Passive-aggressive tweets, Facebook statuses and Tumblr posts seem to be the way students deal with issues these days — even ones that deal with the imperative issues like that of divestment from higher education. Students are beginning to define the role of passive activism by doing things such as tagging the stairs by the University Lecture Hall (UNLH) with chalk on important issues, or simply liking a “Take Back UC” Facebook page, but ultimately are not doing anything about the issue itself.

The chalk on the stairs won’t be seen by Gov. Jerry Brown or move our university forward. The written chalk words ultimately go in vain when students walk past the message on their way to class, leaving it to be washed away by the rain with all other imperative issues that need to be tackled.

Maybe it’s our generation who passes the blame on other people — this is by no means an excuse for our flimsy politicians — but it’s interesting to note that we are students who have power and are not utilizing it to its potential. As students, we need to recognize that we do have power to make change but that doesn’t mean we should make one improvement and wait around for the next change.

During the voting year of 2012, Proposition 30 was publicized everywhere through the Rock the Vote campaign by student organizations such as ASUCR and CALPIRG. These kinds of campaigns explained to students why we would benefit from this proposition by lowering tuition. ASUCR and CALPIRG worked as a joint effort to inform students about the propositions and encouraging students to register to vote.

ASUCR and CALPIRG even engaged campus clubs in a competition entitled Bounty Project that had students compete to register the most students to vote and inform students on Proposition 30 as well. By involving student clubs on campus, it gave students an incentive to educate themselves on the issues and to encourage other students to vote, creating a successful turnout of voters and a well-informed campus.

Even Occupy UC Riverside, which resided on the Highlander Union Building (HUB) lawn, organized a protest when the regents arrived and demonstrated the power that we have as students. Protesting with more than 1,000 students — even after the students at UC Davis were pepper-sprayed — revealed the passion that students had toward their right to be educated.

Unfortunately, this passion is lacking and students are at least partly to blame for the state’s divestment from higher education. The actual effort we as a student body have put into the issue at hand is disappointing and has led to issues that are important to students being placed on the back burner once again.

For some motivation for another protest on campus — that doesn’t involve shutting down our sources for survival — or even constant communication to Gov. Jerry Brown on what we need as students, the reasons as to why we need to take action rather than passive aggression lie within our hands. At the end of the day, we as students need to utilize ourselves, and instead of looking at a poster, liking a page or sitting in a circle of enjoyable smack-talk, we need to confront the perpetrators ourselves with more numbers.

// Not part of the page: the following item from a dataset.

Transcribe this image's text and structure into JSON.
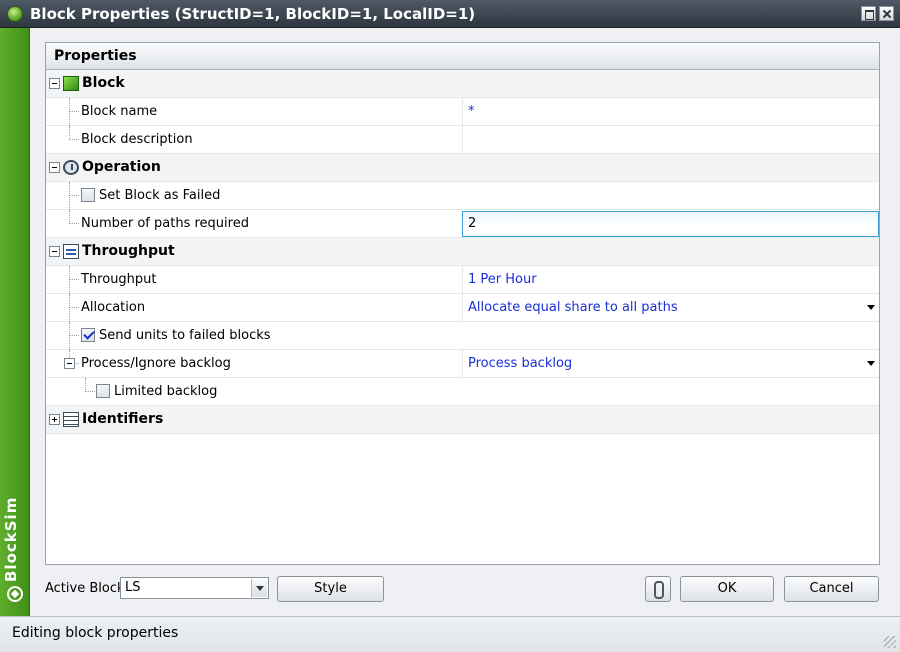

Let’s move back to two weeks ago when UC President Janet Napolitano came to campus and there was a small protest of about 40 students marching by the Bell Tower, Although the intent of the protest was to voice students’ concerns, the protest was not as effective as it could have been. The protest did reveal that there is some spark in students when there is something disagreeable in our UC system, but the message is ignored when only a few are representing the masses. And to be frank, it is highly probable that Napolitano didn’t even bat an eye at the protest.

Students also need to inform themselves of the issues that are taking place in the UC system instead of students just finding out about what is concerning to our education when a protest actually occurs. There needs to be more activism by engaging students constantly on current issues. This can take place during high traffic times at the Bell Tower where students can continue to inform one another on the issues that are happening and may affect students and their education. But students themselves also need to take the initiative by reading up on what our government is attempting to do with education so that we can prevent the depletion of money from our universities and the increase of our tuition.

This is college, the place where we now have the freedom to take action instead of waiting on our guardians to do it for us. It’s now time to step out of our comfort zone and enter the arena of action instead of just sitting in the stands and silently cheering on the few brave who volunteered to fight for the the rest of us.

You might think that this article is a form of slacktivism itself, causing it to be a contradiction. And you might be right. But only if you do not take action. Instead of this just resembling yet another form of slacktivism, take the initiative to be a part of the campus community and learn about the issues at hand so together we can work in collaboration for an education that reflects what we need.

So there is an issue on divestment from higher education, but there shouldn’t be. If we all take a stand together, if we encouraged everyone to communicate our issues to Gov. Brown, if we informed everyone throughout the university, in each class or of a protest happening during week, we just might move past this slacktivism and become well-informed individuals who know how to protect our education.

In order to maintain our rights to an affordable education, we need to take care of ourselves by learning about what is happening to our university and forming a stance when it diverts from the actual mission of the University of California. We need to take the “if” out and expect ourselves to take charge when our rights to affordable education are threatened.



  • The Editorial Board

    The Highlander editorials reflect the majority view of the Highlander Editorial Board. They do not necessarily reflect the opinions of the Associated Students of UCR or the University of California system.